[WHAT TO DO]: Determine how many lines in the following listing include "color". Respond with that number only.

---- EXTRACTED MATERIAL

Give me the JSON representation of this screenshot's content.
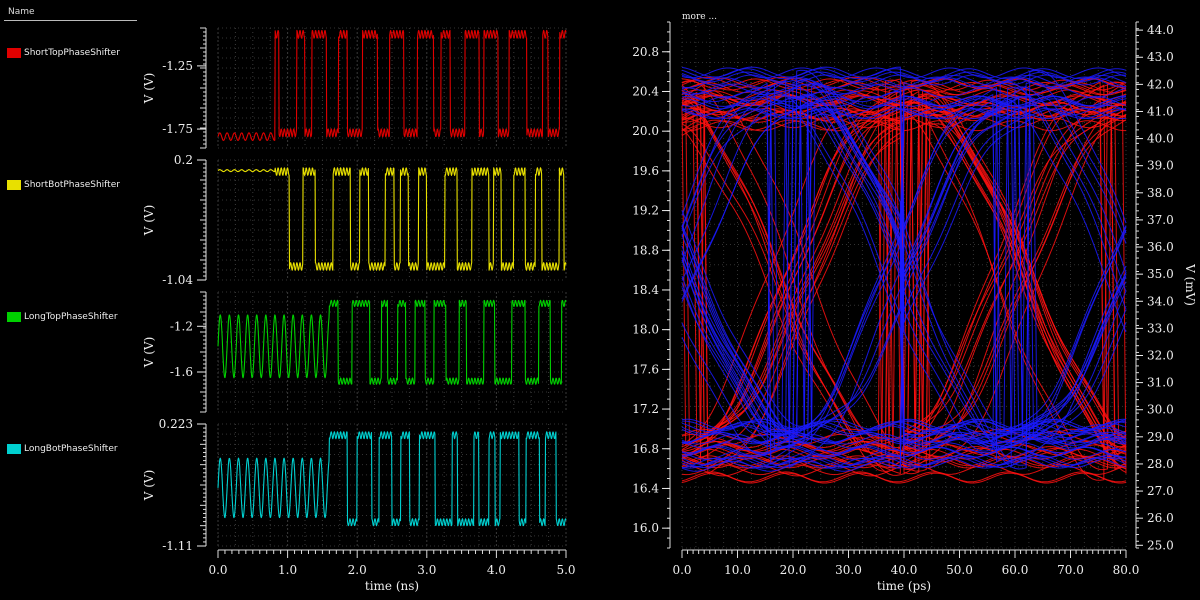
{
  "legend": {
    "header": "Name",
    "items": [
      {
        "label": "ShortTopPhaseShifter",
        "color": "#e00000"
      },
      {
        "label": "ShortBotPhaseShifter",
        "color": "#e8e000"
      },
      {
        "label": "LongTopPhaseShifter",
        "color": "#00d000"
      },
      {
        "label": "LongBotPhaseShifter",
        "color": "#00d0d0"
      }
    ]
  },
  "chart_data": [
    {
      "type": "line",
      "xlabel": "time (ns)",
      "xlim": [
        0,
        5
      ],
      "x_ticks": [
        "0.0",
        "1.0",
        "2.0",
        "3.0",
        "4.0",
        "5.0"
      ],
      "panels": [
        {
          "name": "ShortTopPhaseShifter",
          "ylabel": "V (V)",
          "color": "#e00000",
          "ylim": [
            -1.9,
            -0.95
          ],
          "y_ticks": [
            "-1.25",
            "-1.75"
          ],
          "y_tick_values": [
            -1.25,
            -1.75
          ],
          "low": -1.78,
          "high": -1.0,
          "ripple_low": [
            -1.84,
            -1.78
          ],
          "start": 0.82
        },
        {
          "name": "ShortBotPhaseShifter",
          "ylabel": "V (V)",
          "color": "#e8e000",
          "ylim": [
            -1.04,
            0.2
          ],
          "y_ticks": [
            "0.2",
            "-1.04"
          ],
          "y_tick_values": [
            0.2,
            -1.04
          ],
          "low": -0.9,
          "high": 0.08,
          "ripple_high": [
            0.08,
            0.1
          ],
          "start": 0.82
        },
        {
          "name": "LongTopPhaseShifter",
          "ylabel": "V (V)",
          "color": "#00d000",
          "ylim": [
            -1.95,
            -0.9
          ],
          "y_ticks": [
            "-1.2",
            "-1.6"
          ],
          "y_tick_values": [
            -1.2,
            -1.6
          ],
          "low": -1.68,
          "high": -1.0,
          "osc": [
            -1.65,
            -1.1
          ],
          "start": 0.0
        },
        {
          "name": "LongBotPhaseShifter",
          "ylabel": "V (V)",
          "color": "#00d0d0",
          "ylim": [
            -1.11,
            0.223
          ],
          "y_ticks": [
            "0.223",
            "-1.11"
          ],
          "y_tick_values": [
            0.223,
            -1.11
          ],
          "low": -0.85,
          "high": 0.1,
          "osc": [
            -0.8,
            -0.15
          ],
          "start": 0.0
        }
      ]
    },
    {
      "type": "eye",
      "title": "more ...",
      "xlabel": "time (ps)",
      "xlim": [
        0,
        80
      ],
      "x_ticks": [
        "0.0",
        "10.0",
        "20.0",
        "30.0",
        "40.0",
        "50.0",
        "60.0",
        "70.0",
        "80.0"
      ],
      "ylim_left": [
        15.8,
        21.1
      ],
      "y_ticks_left": [
        "16.0",
        "16.4",
        "16.8",
        "17.2",
        "17.6",
        "18.0",
        "18.4",
        "18.8",
        "19.2",
        "19.6",
        "20.0",
        "20.4",
        "20.8"
      ],
      "ylim_right": [
        24.9,
        44.3
      ],
      "y_ticks_right": [
        "25.0",
        "26.0",
        "27.0",
        "28.0",
        "29.0",
        "30.0",
        "31.0",
        "32.0",
        "33.0",
        "34.0",
        "35.0",
        "36.0",
        "37.0",
        "38.0",
        "39.0",
        "40.0",
        "41.0",
        "42.0",
        "43.0",
        "44.0"
      ],
      "ylabel_right": "V (mV)",
      "series": [
        {
          "color": "#ff1010",
          "low": 16.5,
          "high": 20.5,
          "period": 40,
          "offset": 0
        },
        {
          "color": "#1a1aff",
          "low": 16.6,
          "high": 20.6,
          "period": 40,
          "offset": 20
        }
      ]
    }
  ]
}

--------

[SOLUTION FOR THIS EXERCISE]: 10